Exercise prompt
Each entry in the material below should be copied without any alteration.

Records for processing
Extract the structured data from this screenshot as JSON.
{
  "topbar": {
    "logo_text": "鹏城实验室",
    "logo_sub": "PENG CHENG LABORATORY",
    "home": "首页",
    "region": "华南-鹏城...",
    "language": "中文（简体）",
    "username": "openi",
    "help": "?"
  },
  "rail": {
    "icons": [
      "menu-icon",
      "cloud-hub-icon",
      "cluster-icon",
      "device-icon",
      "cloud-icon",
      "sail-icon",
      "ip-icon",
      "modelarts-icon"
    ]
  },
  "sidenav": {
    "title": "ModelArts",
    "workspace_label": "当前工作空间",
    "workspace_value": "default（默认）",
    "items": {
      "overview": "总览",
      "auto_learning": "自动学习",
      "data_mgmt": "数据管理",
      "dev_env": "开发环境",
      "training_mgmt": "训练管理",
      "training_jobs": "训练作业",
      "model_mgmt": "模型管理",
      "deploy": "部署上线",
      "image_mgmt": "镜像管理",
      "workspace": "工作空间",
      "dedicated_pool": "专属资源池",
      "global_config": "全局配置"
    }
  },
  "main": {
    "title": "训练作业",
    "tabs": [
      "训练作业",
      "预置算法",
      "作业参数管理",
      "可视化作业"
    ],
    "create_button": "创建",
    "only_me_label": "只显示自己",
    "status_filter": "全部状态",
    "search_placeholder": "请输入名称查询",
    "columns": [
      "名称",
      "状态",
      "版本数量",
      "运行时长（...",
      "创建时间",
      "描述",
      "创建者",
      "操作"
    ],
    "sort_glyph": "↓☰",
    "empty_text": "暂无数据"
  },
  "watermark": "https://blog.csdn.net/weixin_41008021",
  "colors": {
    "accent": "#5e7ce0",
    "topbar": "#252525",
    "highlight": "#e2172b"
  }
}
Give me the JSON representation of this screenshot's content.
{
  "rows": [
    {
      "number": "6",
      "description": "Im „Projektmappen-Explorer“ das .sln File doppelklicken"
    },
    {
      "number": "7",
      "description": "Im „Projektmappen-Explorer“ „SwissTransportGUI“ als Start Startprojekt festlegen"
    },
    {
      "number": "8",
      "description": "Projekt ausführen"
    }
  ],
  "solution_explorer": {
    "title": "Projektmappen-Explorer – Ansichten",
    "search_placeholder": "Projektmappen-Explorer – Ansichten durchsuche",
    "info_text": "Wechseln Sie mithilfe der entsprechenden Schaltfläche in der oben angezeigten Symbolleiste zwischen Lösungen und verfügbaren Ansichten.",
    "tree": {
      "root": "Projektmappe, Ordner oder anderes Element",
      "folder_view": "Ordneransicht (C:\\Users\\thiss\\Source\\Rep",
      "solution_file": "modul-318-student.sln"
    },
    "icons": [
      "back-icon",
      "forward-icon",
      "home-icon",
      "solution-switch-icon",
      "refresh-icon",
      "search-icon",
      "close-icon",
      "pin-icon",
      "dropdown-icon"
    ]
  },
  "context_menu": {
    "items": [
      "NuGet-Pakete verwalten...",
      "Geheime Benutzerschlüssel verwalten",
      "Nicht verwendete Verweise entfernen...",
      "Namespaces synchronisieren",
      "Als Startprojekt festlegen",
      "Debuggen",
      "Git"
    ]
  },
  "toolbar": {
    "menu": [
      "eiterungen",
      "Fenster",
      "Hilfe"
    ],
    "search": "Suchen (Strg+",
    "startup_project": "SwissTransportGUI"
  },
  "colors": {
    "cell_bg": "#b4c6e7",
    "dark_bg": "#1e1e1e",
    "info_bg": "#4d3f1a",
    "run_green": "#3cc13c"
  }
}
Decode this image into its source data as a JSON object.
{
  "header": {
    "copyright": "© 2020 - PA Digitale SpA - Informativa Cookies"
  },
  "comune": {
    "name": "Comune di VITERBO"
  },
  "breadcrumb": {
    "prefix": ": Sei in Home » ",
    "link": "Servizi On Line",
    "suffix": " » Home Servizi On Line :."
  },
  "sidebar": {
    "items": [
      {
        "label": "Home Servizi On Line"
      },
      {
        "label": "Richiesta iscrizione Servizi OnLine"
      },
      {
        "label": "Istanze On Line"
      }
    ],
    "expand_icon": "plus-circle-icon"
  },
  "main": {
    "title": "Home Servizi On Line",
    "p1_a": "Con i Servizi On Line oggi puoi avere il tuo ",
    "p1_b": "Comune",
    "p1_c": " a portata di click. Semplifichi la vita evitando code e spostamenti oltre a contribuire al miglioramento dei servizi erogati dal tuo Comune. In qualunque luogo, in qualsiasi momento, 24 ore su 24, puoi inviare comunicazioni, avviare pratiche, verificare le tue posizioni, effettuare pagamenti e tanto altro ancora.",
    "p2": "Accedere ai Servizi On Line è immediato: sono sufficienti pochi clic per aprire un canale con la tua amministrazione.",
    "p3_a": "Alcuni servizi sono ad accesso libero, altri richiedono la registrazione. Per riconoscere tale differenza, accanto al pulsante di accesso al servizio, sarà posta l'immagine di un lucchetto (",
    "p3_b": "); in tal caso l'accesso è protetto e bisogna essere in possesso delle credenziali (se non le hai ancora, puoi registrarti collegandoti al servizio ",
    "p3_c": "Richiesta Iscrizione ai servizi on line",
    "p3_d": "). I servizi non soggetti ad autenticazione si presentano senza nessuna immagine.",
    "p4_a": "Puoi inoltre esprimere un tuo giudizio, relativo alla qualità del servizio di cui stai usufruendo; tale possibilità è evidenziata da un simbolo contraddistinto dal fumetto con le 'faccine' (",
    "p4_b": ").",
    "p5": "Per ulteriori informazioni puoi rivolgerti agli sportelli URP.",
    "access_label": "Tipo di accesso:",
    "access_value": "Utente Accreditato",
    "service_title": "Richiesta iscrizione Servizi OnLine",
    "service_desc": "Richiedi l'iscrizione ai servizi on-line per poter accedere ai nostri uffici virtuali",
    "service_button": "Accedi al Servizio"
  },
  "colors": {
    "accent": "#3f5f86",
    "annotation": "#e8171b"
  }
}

The completed task
Extract the structured data from this screenshot as JSON.
{
  "topbar": {
    "logo_text": "鹏城实验室",
    "logo_sub": "PENG CHENG LABORATORY",
    "home": "首页",
    "region": "华南-鹏城...",
    "language": "中文（简体）",
    "username": "openi",
    "help": "?"
  },
  "rail": {
    "icons": [
      "menu-icon",
      "cloud-hub-icon",
      "cluster-icon",
      "device-icon",
      "cloud-icon",
      "sail-icon",
      "ip-icon",
      "modelarts-icon"
    ]
  },
  "sidenav": {
    "title": "ModelArts",
    "workspace_label": "当前工作空间",
    "workspace_value": "default（默认）",
    "items": {
      "overview": "总览",
      "auto_learning": "自动学习",
      "data_mgmt": "数据管理",
      "dev_env": "开发环境",
      "training_mgmt": "训练管理",
      "training_jobs": "训练作业",
      "model_mgmt": "模型管理",
      "deploy": "部署上线",
      "image_mgmt": "镜像管理",
      "workspace": "工作空间",
      "dedicated_pool": "专属资源池",
      "global_config": "全局配置"
    }
  },
  "main": {
    "title": "训练作业",
    "tabs": [
      "训练作业",
      "预置算法",
      "作业参数管理",
      "可视化作业"
    ],
    "create_button": "创建",
    "only_me_label": "只显示自己",
    "status_filter": "全部状态",
    "search_placeholder": "请输入名称查询",
    "columns": [
      "名称",
      "状态",
      "版本数量",
      "运行时长（...",
      "创建时间",
      "描述",
      "创建者",
      "操作"
    ],
    "sort_glyph": "↓☰",
    "empty_text": "暂无数据"
  },
  "watermark": "https://blog.csdn.net/weixin_41008021",
  "colors": {
    "accent": "#5e7ce0",
    "topbar": "#252525",
    "highlight": "#e2172b"
  }
}
Give me the JSON representation of this screenshot's content.
{
  "rows": [
    {
      "number": "6",
      "description": "Im „Projektmappen-Explorer“ das .sln File doppelklicken"
    },
    {
      "number": "7",
      "description": "Im „Projektmappen-Explorer“ „SwissTransportGUI“ als Start Startprojekt festlegen"
    },
    {
      "number": "8",
      "description": "Projekt ausführen"
    }
  ],
  "solution_explorer": {
    "title": "Projektmappen-Explorer – Ansichten",
    "search_placeholder": "Projektmappen-Explorer – Ansichten durchsuche",
    "info_text": "Wechseln Sie mithilfe der entsprechenden Schaltfläche in der oben angezeigten Symbolleiste zwischen Lösungen und verfügbaren Ansichten.",
    "tree": {
      "root": "Projektmappe, Ordner oder anderes Element",
      "folder_view": "Ordneransicht (C:\\Users\\thiss\\Source\\Rep",
      "solution_file": "modul-318-student.sln"
    },
    "icons": [
      "back-icon",
      "forward-icon",
      "home-icon",
      "solution-switch-icon",
      "refresh-icon",
      "search-icon",
      "close-icon",
      "pin-icon",
      "dropdown-icon"
    ]
  },
  "context_menu": {
    "items": [
      "NuGet-Pakete verwalten...",
      "Geheime Benutzerschlüssel verwalten",
      "Nicht verwendete Verweise entfernen...",
      "Namespaces synchronisieren",
      "Als Startprojekt festlegen",
      "Debuggen",
      "Git"
    ]
  },
  "toolbar": {
    "menu": [
      "eiterungen",
      "Fenster",
      "Hilfe"
    ],
    "search": "Suchen (Strg+",
    "startup_project": "SwissTransportGUI"
  },
  "colors": {
    "cell_bg": "#b4c6e7",
    "dark_bg": "#1e1e1e",
    "info_bg": "#4d3f1a",
    "run_green": "#3cc13c"
  }
}
Decode this image into its source data as a JSON object.
{
  "header": {
    "copyright": "© 2020 - PA Digitale SpA - Informativa Cookies"
  },
  "comune": {
    "name": "Comune di VITERBO"
  },
  "breadcrumb": {
    "prefix": ": Sei in Home » ",
    "link": "Servizi On Line",
    "suffix": " » Home Servizi On Line :."
  },
  "sidebar": {
    "items": [
      {
        "label": "Home Servizi On Line"
      },
      {
        "label": "Richiesta iscrizione Servizi OnLine"
      },
      {
        "label": "Istanze On Line"
      }
    ],
    "expand_icon": "plus-circle-icon"
  },
  "main": {
    "title": "Home Servizi On Line",
    "p1_a": "Con i Servizi On Line oggi puoi avere il tuo ",
    "p1_b": "Comune",
    "p1_c": " a portata di click. Semplifichi la vita evitando code e spostamenti oltre a contribuire al miglioramento dei servizi erogati dal tuo Comune. In qualunque luogo, in qualsiasi momento, 24 ore su 24, puoi inviare comunicazioni, avviare pratiche, verificare le tue posizioni, effettuare pagamenti e tanto altro ancora.",
    "p2": "Accedere ai Servizi On Line è immediato: sono sufficienti pochi clic per aprire un canale con la tua amministrazione.",
    "p3_a": "Alcuni servizi sono ad accesso libero, altri richiedono la registrazione. Per riconoscere tale differenza, accanto al pulsante di accesso al servizio, sarà posta l'immagine di un lucchetto (",
    "p3_b": "); in tal caso l'accesso è protetto e bisogna essere in possesso delle credenziali (se non le hai ancora, puoi registrarti collegandoti al servizio ",
    "p3_c": "Richiesta Iscrizione ai servizi on line",
    "p3_d": "). I servizi non soggetti ad autenticazione si presentano senza nessuna immagine.",
    "p4_a": "Puoi inoltre esprimere un tuo giudizio, relativo alla qualità del servizio di cui stai usufruendo; tale possibilità è evidenziata da un simbolo contraddistinto dal fumetto con le 'faccine' (",
    "p4_b": ").",
    "p5": "Per ulteriori informazioni puoi rivolgerti agli sportelli URP.",
    "access_label": "Tipo di accesso:",
    "access_value": "Utente Accreditato",
    "service_title": "Richiesta iscrizione Servizi OnLine",
    "service_desc": "Richiedi l'iscrizione ai servizi on-line per poter accedere ai nostri uffici virtuali",
    "service_button": "Accedi al Servizio"
  },
  "colors": {
    "accent": "#3f5f86",
    "annotation": "#e8171b"
  }
}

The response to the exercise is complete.